WHAT YOU ARE ASKED TO DO
How many lines in the data below include the word "down"? Respond with the number, nothing more.

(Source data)
════════

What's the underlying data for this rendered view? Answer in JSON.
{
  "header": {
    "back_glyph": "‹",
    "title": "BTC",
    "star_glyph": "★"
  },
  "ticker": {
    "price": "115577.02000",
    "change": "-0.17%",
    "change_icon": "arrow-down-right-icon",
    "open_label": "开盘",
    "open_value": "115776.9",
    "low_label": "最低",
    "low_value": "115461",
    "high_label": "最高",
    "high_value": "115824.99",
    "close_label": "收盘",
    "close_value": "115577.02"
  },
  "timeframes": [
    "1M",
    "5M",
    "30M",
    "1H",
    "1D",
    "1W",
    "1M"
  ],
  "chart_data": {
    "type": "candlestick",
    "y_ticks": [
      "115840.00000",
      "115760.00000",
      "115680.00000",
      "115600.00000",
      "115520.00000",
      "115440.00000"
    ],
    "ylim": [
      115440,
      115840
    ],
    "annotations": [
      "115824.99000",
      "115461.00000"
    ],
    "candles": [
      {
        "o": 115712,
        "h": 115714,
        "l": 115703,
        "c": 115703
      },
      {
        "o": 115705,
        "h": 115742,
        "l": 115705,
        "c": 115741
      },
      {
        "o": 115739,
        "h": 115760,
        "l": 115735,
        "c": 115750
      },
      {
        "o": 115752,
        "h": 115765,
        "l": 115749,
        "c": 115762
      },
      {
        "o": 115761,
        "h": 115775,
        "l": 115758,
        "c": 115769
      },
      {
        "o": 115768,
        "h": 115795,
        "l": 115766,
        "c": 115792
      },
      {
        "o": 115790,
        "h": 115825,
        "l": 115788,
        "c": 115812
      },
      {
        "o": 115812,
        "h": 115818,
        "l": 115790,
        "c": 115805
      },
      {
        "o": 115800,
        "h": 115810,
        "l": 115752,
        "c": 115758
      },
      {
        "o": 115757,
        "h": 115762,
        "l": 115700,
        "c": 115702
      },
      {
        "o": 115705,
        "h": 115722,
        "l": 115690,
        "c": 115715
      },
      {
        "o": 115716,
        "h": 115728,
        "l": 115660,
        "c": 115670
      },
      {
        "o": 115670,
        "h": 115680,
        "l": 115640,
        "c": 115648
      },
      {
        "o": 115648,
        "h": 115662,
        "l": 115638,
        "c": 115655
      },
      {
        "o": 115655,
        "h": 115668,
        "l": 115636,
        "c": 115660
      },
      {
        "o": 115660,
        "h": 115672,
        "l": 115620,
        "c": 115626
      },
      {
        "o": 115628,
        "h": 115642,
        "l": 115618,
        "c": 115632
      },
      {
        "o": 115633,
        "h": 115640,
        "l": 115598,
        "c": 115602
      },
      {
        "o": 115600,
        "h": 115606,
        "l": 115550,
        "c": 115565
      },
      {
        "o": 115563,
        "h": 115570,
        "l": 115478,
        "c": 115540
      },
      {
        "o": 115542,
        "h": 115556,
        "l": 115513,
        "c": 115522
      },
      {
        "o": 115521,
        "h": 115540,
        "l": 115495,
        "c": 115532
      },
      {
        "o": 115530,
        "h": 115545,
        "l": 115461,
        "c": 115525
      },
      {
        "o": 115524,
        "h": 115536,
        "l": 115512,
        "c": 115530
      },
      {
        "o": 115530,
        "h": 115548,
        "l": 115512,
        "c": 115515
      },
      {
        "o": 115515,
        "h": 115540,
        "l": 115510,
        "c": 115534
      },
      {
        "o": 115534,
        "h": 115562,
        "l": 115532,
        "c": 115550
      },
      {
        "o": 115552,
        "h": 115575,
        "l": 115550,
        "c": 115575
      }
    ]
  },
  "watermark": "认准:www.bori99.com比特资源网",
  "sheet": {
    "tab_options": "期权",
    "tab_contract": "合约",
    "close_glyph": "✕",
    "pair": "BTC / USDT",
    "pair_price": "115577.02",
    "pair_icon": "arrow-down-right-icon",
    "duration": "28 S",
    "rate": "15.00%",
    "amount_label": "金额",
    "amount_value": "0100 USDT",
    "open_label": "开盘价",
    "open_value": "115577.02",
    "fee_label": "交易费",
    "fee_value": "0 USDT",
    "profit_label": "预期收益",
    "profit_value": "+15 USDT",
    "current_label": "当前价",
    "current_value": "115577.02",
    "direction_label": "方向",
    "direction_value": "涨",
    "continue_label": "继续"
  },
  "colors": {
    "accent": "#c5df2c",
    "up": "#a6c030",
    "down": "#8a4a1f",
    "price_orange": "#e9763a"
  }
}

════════

OUTPUT
3